Data were collected in three waves. These participants were 56 years old on average at the first wave of data collection, between 2002 and 2008. The first follow-up (the second wave) was 6 years after the first. The final wave was 6 years after the second. In this study, the researchers analyzed data of participants who did not have erectile disfunction or mild cognitive impairment at the time of the first wave.
Participants completed assessments of erectile function, sexual satisfaction, and cognitive performance. Aspects of cognitive performance that researchers focused on in this study were episodic memory, executive function, and processing speed. They assessed episodic memory using recall scores from the California Verbal Learning Test-II, the Wechsler Memory Scale – III, and the Logical Memory and Visual Reproductions tests. Assessments of executive function came from the Stroop test, Delis Kaplan Executive Function System Trail Making Test, and the WMS-III Letter-Number Sequencing and Digit Span Task. Finally, processing speed was assessed using a choice and reaction time test, and the number of correctly named colors and words in certain conditions of the Stroop test.
The results showed that erectile function and sexual satisfaction indeed decreased with the age of participants. They were lower in later waves. Cognitive functions of participants also declined over the study period. Participants with lower erectile function at the start of the study tended to have lower levels of all three cognitive functions assessed.
Individuals who were older, single, were less sexually active, with poorer physical functioning, lower cognitive processing speed, and with higher depressive symptoms tended to have lower erectile function. Sexual satisfaction was not related to cognitive performance.

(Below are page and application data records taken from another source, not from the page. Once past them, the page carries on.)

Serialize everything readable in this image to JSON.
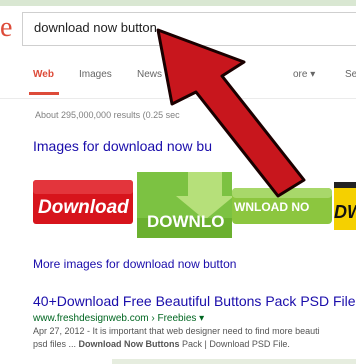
{
  "logo_letter": "e",
  "search": {
    "query": "download now button"
  },
  "tabs": [
    {
      "label": "Web"
    },
    {
      "label": "Images"
    },
    {
      "label": "News"
    },
    {
      "label": "ore ▾"
    },
    {
      "label": "Se"
    }
  ],
  "result_stats": "About 295,000,000 results (0.25 sec",
  "images_heading": "Images for download now bu",
  "thumbnails": [
    {
      "text": "Download",
      "bg": "#d7141c"
    },
    {
      "text": "DOWNLO",
      "bg": "#7cc242"
    },
    {
      "text": "WNLOAD NO",
      "bg": "#8cc63f"
    },
    {
      "text": "DW",
      "bg": "#f5d000"
    }
  ],
  "more_images": "More images for download now button",
  "result": {
    "title": "40+Download Free Beautiful Buttons Pack PSD File",
    "url": "www.freshdesignweb.com › Freebies ▾",
    "date": "Apr 27, 2012 - ",
    "snippet_a": "It is important that web designer need to find more beauti",
    "snippet_b": "psd files ... ",
    "snippet_bold_a": "Download Now Buttons",
    "snippet_c": " Pack | Download PSD File."
  },
  "colors": {
    "accent": "#dd4b39",
    "link": "#1a0dab",
    "url": "#006621",
    "arrow": "#c8161d"
  }
}
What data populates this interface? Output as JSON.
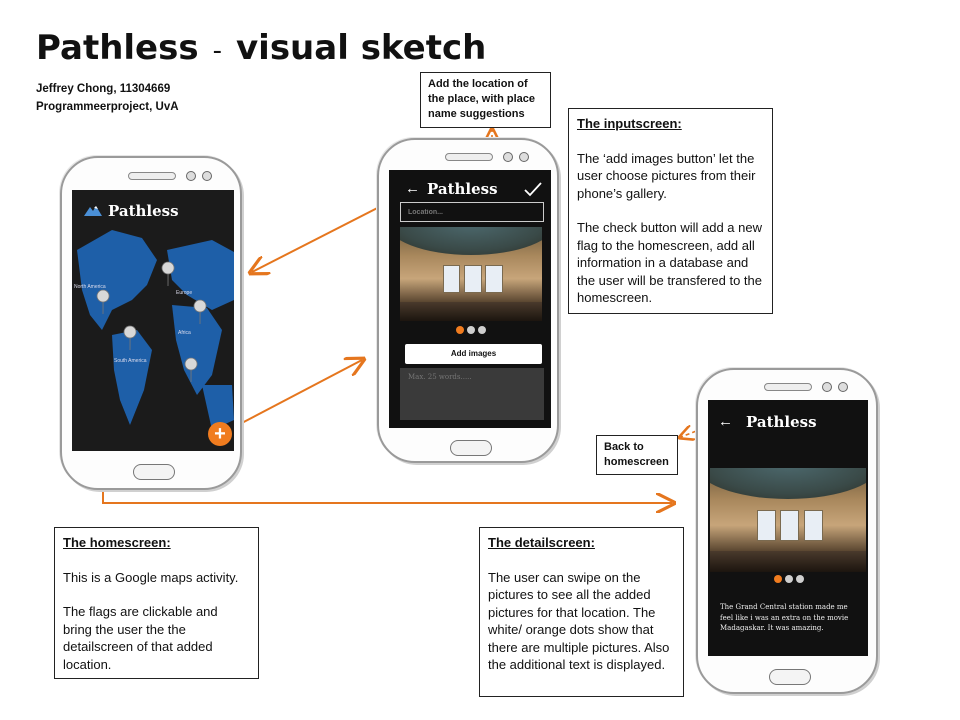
{
  "header": {
    "title": "Pathless",
    "separator": "-",
    "subtitle": "visual sketch",
    "author_line1": "Jeffrey Chong, 11304669",
    "author_line2": "Programmeerproject, UvA"
  },
  "colors": {
    "accent": "#f07c1f",
    "map_blue": "#1e5fa8",
    "screen_bg": "#111111"
  },
  "home_screen": {
    "app_name": "Pathless",
    "continents": [
      "North America",
      "Europe",
      "Africa",
      "South America"
    ],
    "add_icon": "plus-icon"
  },
  "input_screen": {
    "app_name": "Pathless",
    "back_icon": "arrow-left-icon",
    "check_icon": "check-icon",
    "location_placeholder": "Location...",
    "add_images_label": "Add images",
    "text_placeholder": "Max. 25 words....."
  },
  "detail_screen": {
    "app_name": "Pathless",
    "back_icon": "arrow-left-icon",
    "description": "The Grand Central station made me feel like i was an extra on the movie Madagaskar. It was amazing."
  },
  "notes": {
    "location": "Add the location of the place, with place name suggestions",
    "back": "Back to homescreen",
    "input": {
      "heading": "The inputscreen:",
      "p1": "The ‘add images button’ let the user choose pictures from their phone’s gallery.",
      "p2": "The check button will add a new flag to the homescreen, add all information in a database and the user will be transfered to the homescreen."
    },
    "home": {
      "heading": "The homescreen:",
      "p1": "This is a Google maps activity.",
      "p2": "The flags are clickable and bring the user the the detailscreen of that added location."
    },
    "detail": {
      "heading": "The detailscreen:",
      "p1": "The user can swipe on the pictures to see all the added pictures for that location. The white/ orange dots show that there are multiple pictures. Also the additional text is displayed."
    }
  }
}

Individuals who had lower levels of erectile function at the start of the study (on average around age 56) showed faster cognitive decline as years progressed. When looking across study waves (i.e., across the years of the study) decreases in erectile function were related to declines in episodic memory. Increases in erectile function were associated with less steep decline in episodic memory. Looking at changes within an individual over time, changes in erectile function were not associated with changes to executive function and processing speed.
“Overall, we found that decreases in erectile function and sexual satisfaction were related to declines in episodic memory, and increases were related to less decline in episodic memory. These associations survived adjustment for demographic and health factors. Our study showed that in addition to effects at midlife, continuously measured declines in erectile function in thereafter correspond to declines in episodic memory. We found that erectile function was related to all cognitive domains at baseline and that men with lower erectile function at baseline had greater declines in memory over time,” the study authors concluded.
The study sheds light on the age-related changes of sexual and cognitive functions. However, it also has limitations that need to be taken into account. Notably, all participants were men, so the results cannot be generalized to women. Additionally, all participants were twins who served in the U.S. military. Results might not be the same among other demographic groups.
The paper, “Erectile Function, Sexual Satisfaction, and Cognitive Decline in Men From Midlife to Older Adulthood”, was authored by Riki E. Slayday, Tyler R. Bell, Michael J. Lyons, Teresa S. Warren, Rosemary Toomey, Richard Vandiver, Martin J. Sliwinski, William S. Kremen, and Carol E. Franz.